REQUIRED WORK
Word for word, repeat each record that follows.

[Website and app data records]
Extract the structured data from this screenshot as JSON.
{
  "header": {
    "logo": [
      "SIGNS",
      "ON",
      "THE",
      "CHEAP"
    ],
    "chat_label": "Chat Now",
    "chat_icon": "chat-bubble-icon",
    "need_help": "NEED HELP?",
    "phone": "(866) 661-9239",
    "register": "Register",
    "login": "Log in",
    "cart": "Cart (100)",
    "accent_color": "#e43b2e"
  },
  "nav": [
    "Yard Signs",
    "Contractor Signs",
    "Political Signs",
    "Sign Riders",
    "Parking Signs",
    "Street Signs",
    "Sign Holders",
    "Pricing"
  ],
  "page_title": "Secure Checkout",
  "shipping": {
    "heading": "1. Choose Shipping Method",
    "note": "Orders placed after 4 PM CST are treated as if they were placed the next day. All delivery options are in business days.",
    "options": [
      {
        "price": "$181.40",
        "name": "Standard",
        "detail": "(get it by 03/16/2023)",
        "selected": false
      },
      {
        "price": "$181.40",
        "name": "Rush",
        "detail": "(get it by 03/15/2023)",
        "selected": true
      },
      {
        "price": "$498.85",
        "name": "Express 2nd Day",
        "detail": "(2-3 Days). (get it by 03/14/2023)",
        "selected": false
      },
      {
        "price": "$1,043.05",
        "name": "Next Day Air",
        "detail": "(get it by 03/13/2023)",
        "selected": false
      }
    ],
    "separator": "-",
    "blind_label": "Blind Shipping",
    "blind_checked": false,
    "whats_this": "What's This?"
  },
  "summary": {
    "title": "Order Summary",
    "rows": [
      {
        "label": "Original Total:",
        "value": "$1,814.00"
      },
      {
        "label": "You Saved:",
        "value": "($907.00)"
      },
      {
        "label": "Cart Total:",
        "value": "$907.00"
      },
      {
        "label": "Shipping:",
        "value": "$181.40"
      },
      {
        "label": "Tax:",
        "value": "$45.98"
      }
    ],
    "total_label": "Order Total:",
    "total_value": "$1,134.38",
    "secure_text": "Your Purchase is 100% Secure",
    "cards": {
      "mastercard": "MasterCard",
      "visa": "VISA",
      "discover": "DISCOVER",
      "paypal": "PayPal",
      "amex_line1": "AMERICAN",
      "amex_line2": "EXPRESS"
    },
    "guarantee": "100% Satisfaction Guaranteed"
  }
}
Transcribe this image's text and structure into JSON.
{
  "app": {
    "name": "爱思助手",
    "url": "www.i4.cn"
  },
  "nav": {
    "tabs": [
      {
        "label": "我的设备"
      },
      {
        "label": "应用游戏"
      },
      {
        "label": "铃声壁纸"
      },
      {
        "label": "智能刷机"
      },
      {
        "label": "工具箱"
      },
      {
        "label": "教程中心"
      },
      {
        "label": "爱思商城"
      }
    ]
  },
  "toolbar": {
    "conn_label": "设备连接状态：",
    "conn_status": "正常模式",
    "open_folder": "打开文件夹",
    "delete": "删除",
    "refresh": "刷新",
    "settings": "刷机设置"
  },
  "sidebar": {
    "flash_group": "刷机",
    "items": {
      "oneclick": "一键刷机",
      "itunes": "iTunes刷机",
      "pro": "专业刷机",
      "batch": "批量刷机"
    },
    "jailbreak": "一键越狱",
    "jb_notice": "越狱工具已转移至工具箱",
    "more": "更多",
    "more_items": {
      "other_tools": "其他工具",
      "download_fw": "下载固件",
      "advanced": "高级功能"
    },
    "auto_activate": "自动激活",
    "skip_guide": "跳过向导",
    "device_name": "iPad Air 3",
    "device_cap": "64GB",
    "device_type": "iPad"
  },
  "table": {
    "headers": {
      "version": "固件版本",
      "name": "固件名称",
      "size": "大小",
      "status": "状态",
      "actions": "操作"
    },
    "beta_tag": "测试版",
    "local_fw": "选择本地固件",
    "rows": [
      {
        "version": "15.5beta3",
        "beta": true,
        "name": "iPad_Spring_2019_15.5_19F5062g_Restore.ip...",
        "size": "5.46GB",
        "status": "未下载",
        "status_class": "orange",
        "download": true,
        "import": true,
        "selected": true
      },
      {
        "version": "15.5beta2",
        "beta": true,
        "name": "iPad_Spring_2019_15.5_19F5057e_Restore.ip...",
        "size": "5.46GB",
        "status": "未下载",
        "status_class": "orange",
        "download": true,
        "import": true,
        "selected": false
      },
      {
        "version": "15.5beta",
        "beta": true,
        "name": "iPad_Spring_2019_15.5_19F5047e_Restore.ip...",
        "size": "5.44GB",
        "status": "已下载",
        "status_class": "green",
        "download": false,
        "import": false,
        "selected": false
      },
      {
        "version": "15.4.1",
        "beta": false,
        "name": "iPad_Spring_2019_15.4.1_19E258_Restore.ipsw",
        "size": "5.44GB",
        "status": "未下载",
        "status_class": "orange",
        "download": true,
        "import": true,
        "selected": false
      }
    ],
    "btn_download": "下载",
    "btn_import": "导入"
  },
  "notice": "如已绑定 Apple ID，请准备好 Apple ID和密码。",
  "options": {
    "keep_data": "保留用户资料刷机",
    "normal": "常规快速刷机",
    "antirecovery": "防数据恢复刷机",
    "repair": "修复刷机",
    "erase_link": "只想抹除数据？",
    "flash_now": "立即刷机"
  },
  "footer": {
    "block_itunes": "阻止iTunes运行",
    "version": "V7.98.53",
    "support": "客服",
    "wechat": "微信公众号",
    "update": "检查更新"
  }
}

EXPECTED OUTPUT
Extract the structured data from this screenshot as JSON.
{
  "header": {
    "logo": [
      "SIGNS",
      "ON",
      "THE",
      "CHEAP"
    ],
    "chat_label": "Chat Now",
    "chat_icon": "chat-bubble-icon",
    "need_help": "NEED HELP?",
    "phone": "(866) 661-9239",
    "register": "Register",
    "login": "Log in",
    "cart": "Cart (100)",
    "accent_color": "#e43b2e"
  },
  "nav": [
    "Yard Signs",
    "Contractor Signs",
    "Political Signs",
    "Sign Riders",
    "Parking Signs",
    "Street Signs",
    "Sign Holders",
    "Pricing"
  ],
  "page_title": "Secure Checkout",
  "shipping": {
    "heading": "1. Choose Shipping Method",
    "note": "Orders placed after 4 PM CST are treated as if they were placed the next day. All delivery options are in business days.",
    "options": [
      {
        "price": "$181.40",
        "name": "Standard",
        "detail": "(get it by 03/16/2023)",
        "selected": false
      },
      {
        "price": "$181.40",
        "name": "Rush",
        "detail": "(get it by 03/15/2023)",
        "selected": true
      },
      {
        "price": "$498.85",
        "name": "Express 2nd Day",
        "detail": "(2-3 Days). (get it by 03/14/2023)",
        "selected": false
      },
      {
        "price": "$1,043.05",
        "name": "Next Day Air",
        "detail": "(get it by 03/13/2023)",
        "selected": false
      }
    ],
    "separator": "-",
    "blind_label": "Blind Shipping",
    "blind_checked": false,
    "whats_this": "What's This?"
  },
  "summary": {
    "title": "Order Summary",
    "rows": [
      {
        "label": "Original Total:",
        "value": "$1,814.00"
      },
      {
        "label": "You Saved:",
        "value": "($907.00)"
      },
      {
        "label": "Cart Total:",
        "value": "$907.00"
      },
      {
        "label": "Shipping:",
        "value": "$181.40"
      },
      {
        "label": "Tax:",
        "value": "$45.98"
      }
    ],
    "total_label": "Order Total:",
    "total_value": "$1,134.38",
    "secure_text": "Your Purchase is 100% Secure",
    "cards": {
      "mastercard": "MasterCard",
      "visa": "VISA",
      "discover": "DISCOVER",
      "paypal": "PayPal",
      "amex_line1": "AMERICAN",
      "amex_line2": "EXPRESS"
    },
    "guarantee": "100% Satisfaction Guaranteed"
  }
}
Transcribe this image's text and structure into JSON.
{
  "app": {
    "name": "爱思助手",
    "url": "www.i4.cn"
  },
  "nav": {
    "tabs": [
      {
        "label": "我的设备"
      },
      {
        "label": "应用游戏"
      },
      {
        "label": "铃声壁纸"
      },
      {
        "label": "智能刷机"
      },
      {
        "label": "工具箱"
      },
      {
        "label": "教程中心"
      },
      {
        "label": "爱思商城"
      }
    ]
  },
  "toolbar": {
    "conn_label": "设备连接状态：",
    "conn_status": "正常模式",
    "open_folder": "打开文件夹",
    "delete": "删除",
    "refresh": "刷新",
    "settings": "刷机设置"
  },
  "sidebar": {
    "flash_group": "刷机",
    "items": {
      "oneclick": "一键刷机",
      "itunes": "iTunes刷机",
      "pro": "专业刷机",
      "batch": "批量刷机"
    },
    "jailbreak": "一键越狱",
    "jb_notice": "越狱工具已转移至工具箱",
    "more": "更多",
    "more_items": {
      "other_tools": "其他工具",
      "download_fw": "下载固件",
      "advanced": "高级功能"
    },
    "auto_activate": "自动激活",
    "skip_guide": "跳过向导",
    "device_name": "iPad Air 3",
    "device_cap": "64GB",
    "device_type": "iPad"
  },
  "table": {
    "headers": {
      "version": "固件版本",
      "name": "固件名称",
      "size": "大小",
      "status": "状态",
      "actions": "操作"
    },
    "beta_tag": "测试版",
    "local_fw": "选择本地固件",
    "rows": [
      {
        "version": "15.5beta3",
        "beta": true,
        "name": "iPad_Spring_2019_15.5_19F5062g_Restore.ip...",
        "size": "5.46GB",
        "status": "未下载",
        "status_class": "orange",
        "download": true,
        "import": true,
        "selected": true
      },
      {
        "version": "15.5beta2",
        "beta": true,
        "name": "iPad_Spring_2019_15.5_19F5057e_Restore.ip...",
        "size": "5.46GB",
        "status": "未下载",
        "status_class": "orange",
        "download": true,
        "import": true,
        "selected": false
      },
      {
        "version": "15.5beta",
        "beta": true,
        "name": "iPad_Spring_2019_15.5_19F5047e_Restore.ip...",
        "size": "5.44GB",
        "status": "已下载",
        "status_class": "green",
        "download": false,
        "import": false,
        "selected": false
      },
      {
        "version": "15.4.1",
        "beta": false,
        "name": "iPad_Spring_2019_15.4.1_19E258_Restore.ipsw",
        "size": "5.44GB",
        "status": "未下载",
        "status_class": "orange",
        "download": true,
        "import": true,
        "selected": false
      }
    ],
    "btn_download": "下载",
    "btn_import": "导入"
  },
  "notice": "如已绑定 Apple ID，请准备好 Apple ID和密码。",
  "options": {
    "keep_data": "保留用户资料刷机",
    "normal": "常规快速刷机",
    "antirecovery": "防数据恢复刷机",
    "repair": "修复刷机",
    "erase_link": "只想抹除数据？",
    "flash_now": "立即刷机"
  },
  "footer": {
    "block_itunes": "阻止iTunes运行",
    "version": "V7.98.53",
    "support": "客服",
    "wechat": "微信公众号",
    "update": "检查更新"
  }
}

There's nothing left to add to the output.